How you store your records isn’t just important for preservation, it’s an opportunity to build something that looks really, really cool.
First, we have to address what has somehow become the most popular vinyl storage method in the United States: milk crates. Look, milk crates come cheap (free, even!) and they happen to be the right size. But milk crates are a sub-par record storage method for a number of reasons, including sharp edges that like to tear up sleeves, and the tendency to flex under a heavy load, potentially warping records.
For home storage, any number of shelving options will work, but one of the most popular options come from our Swedish friends at Ikea: The Kallax Shelving Unit. While the Kallax isn’t as robustly built as its Expedit ancestor (no longer available), with care they should last for many years, plus they’re the perfect size and modular, so you can put one in a little nook, or build an entire wall full of wax. For something fancier, check out these stylish vinyl storage solutions assembled by Vinyl Me, Please.
For portable vinyl storage, we like what’s coming from the folks behind Wax Stacks. Unfortunately, they are only taking pre-orders at this time, so if you need something now, this decidedly less upscale case from Crosley will get you by.
Also, don’t forget that anti-static sleeves are imperative for keeping your records from building up damaging static electricity. These sleeves from Mobile Fidelity are outstanding. And, finally, always store your vinyl in a climate controlled environment, well away from any heat sources. Definitely don’t leave your vinyl in a car … like, ever.
In case you weren’t aware, headphones are an awesome way to experience vinyl. The intimate listening set-up brings you closer to the details and dynamics records have to offer (and, yes, to potential pops and clicks, but that’s ok). Next time you want to really check out a record, bust out a killer pair of headphones and really dig in.

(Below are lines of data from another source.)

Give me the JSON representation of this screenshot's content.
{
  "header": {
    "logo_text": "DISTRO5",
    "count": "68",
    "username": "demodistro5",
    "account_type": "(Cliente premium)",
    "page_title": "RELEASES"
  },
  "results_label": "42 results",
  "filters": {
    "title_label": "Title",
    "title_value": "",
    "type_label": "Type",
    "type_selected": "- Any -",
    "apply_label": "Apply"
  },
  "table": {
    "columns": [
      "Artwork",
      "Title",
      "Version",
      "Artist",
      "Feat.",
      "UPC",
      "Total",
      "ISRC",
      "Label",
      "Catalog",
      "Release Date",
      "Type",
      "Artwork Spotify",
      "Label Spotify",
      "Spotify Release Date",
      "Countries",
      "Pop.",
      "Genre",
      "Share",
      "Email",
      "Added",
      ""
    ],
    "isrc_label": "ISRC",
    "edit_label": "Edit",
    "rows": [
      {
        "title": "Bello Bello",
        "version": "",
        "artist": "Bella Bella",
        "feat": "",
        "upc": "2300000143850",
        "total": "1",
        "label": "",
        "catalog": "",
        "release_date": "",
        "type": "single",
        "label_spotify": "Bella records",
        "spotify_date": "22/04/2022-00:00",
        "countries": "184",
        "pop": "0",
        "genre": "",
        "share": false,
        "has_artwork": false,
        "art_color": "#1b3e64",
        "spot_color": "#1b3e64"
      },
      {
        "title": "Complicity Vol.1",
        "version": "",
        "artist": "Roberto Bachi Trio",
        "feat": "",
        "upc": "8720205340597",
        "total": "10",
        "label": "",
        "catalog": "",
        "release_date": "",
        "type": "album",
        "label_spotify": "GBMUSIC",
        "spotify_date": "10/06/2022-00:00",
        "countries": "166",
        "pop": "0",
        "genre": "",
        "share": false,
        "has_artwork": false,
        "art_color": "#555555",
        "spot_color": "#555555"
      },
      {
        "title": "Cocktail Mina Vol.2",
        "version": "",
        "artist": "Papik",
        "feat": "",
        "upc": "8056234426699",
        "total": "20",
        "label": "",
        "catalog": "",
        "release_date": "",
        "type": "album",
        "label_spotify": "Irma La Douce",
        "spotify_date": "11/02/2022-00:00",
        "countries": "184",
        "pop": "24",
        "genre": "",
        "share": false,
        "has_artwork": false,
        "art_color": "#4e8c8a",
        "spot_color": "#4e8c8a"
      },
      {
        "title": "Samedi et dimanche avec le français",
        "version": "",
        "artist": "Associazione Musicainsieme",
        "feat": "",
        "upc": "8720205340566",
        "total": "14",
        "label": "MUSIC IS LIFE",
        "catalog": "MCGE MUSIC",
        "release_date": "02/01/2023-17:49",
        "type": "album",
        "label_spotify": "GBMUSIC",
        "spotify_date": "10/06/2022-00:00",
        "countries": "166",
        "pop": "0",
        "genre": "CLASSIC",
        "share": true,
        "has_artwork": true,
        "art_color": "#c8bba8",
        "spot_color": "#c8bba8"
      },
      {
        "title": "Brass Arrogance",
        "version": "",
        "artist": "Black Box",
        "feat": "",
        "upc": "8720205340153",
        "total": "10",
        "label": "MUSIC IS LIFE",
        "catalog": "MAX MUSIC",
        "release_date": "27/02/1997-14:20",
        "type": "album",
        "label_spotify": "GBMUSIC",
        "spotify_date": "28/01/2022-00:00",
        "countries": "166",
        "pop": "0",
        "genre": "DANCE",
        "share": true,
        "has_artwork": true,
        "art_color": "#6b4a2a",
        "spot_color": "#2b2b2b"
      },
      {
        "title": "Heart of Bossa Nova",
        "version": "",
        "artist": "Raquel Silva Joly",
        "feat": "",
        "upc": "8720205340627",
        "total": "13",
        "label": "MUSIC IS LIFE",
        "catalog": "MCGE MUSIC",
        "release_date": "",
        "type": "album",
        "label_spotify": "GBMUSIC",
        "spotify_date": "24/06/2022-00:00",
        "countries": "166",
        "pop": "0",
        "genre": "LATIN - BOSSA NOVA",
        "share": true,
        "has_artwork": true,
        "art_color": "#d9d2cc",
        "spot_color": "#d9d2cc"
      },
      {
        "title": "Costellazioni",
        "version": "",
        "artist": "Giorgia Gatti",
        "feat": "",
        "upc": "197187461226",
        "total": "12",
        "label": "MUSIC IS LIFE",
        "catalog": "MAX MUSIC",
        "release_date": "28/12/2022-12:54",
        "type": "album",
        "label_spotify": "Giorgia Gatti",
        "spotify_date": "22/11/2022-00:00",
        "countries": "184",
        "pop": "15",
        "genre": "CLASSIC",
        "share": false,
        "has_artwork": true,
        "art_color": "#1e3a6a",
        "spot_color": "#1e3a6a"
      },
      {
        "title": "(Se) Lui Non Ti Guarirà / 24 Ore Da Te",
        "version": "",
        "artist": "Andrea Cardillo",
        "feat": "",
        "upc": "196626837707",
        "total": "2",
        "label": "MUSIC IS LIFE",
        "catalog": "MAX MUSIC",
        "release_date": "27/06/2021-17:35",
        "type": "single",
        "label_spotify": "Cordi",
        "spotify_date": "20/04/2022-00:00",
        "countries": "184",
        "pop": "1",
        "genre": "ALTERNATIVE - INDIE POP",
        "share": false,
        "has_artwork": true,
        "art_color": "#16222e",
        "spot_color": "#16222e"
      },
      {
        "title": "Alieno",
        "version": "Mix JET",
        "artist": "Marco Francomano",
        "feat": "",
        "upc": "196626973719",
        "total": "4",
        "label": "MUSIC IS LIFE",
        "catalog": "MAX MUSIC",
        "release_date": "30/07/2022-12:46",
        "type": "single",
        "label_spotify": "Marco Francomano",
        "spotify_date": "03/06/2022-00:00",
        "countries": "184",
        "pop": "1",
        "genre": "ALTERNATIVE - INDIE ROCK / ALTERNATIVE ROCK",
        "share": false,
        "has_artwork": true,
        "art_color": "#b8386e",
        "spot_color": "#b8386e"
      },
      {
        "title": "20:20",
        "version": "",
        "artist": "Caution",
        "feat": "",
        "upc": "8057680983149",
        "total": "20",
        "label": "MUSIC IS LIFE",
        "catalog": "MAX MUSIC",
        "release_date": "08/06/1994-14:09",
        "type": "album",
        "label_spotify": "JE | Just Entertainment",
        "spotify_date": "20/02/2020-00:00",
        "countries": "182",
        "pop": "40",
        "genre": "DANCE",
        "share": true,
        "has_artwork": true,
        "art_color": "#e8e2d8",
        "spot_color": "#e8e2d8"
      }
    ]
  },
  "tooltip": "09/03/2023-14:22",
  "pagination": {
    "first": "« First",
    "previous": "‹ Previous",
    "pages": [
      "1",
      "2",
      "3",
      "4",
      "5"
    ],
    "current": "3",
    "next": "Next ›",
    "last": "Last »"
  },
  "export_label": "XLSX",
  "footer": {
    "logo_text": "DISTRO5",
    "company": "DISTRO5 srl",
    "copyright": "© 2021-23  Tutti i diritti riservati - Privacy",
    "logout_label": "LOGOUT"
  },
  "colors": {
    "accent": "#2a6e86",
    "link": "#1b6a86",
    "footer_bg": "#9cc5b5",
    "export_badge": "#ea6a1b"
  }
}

If you’re itching for an upgrade, replace the cartridge on your turntable with something a little more advanced. Many of the cartridges on our recommended list are a great place to start, but a premium cartridge from Grado, Audio-Technica, Ortofon, or Shure, just to name a few, will make a significant difference in the sound quality you get.
Finally, if you want to get really serious, considering having a professional set up your turntable for you. A turntable set-up involves setting the tracking force exactly, calibrating the tonearm’s position and counterbalance, and adjusting the turntable’s speed. Of course, if you’re up for it, you can get your own tools and do it yourself!
Now get out there, get some records, and get listening! Happy Record Store Day.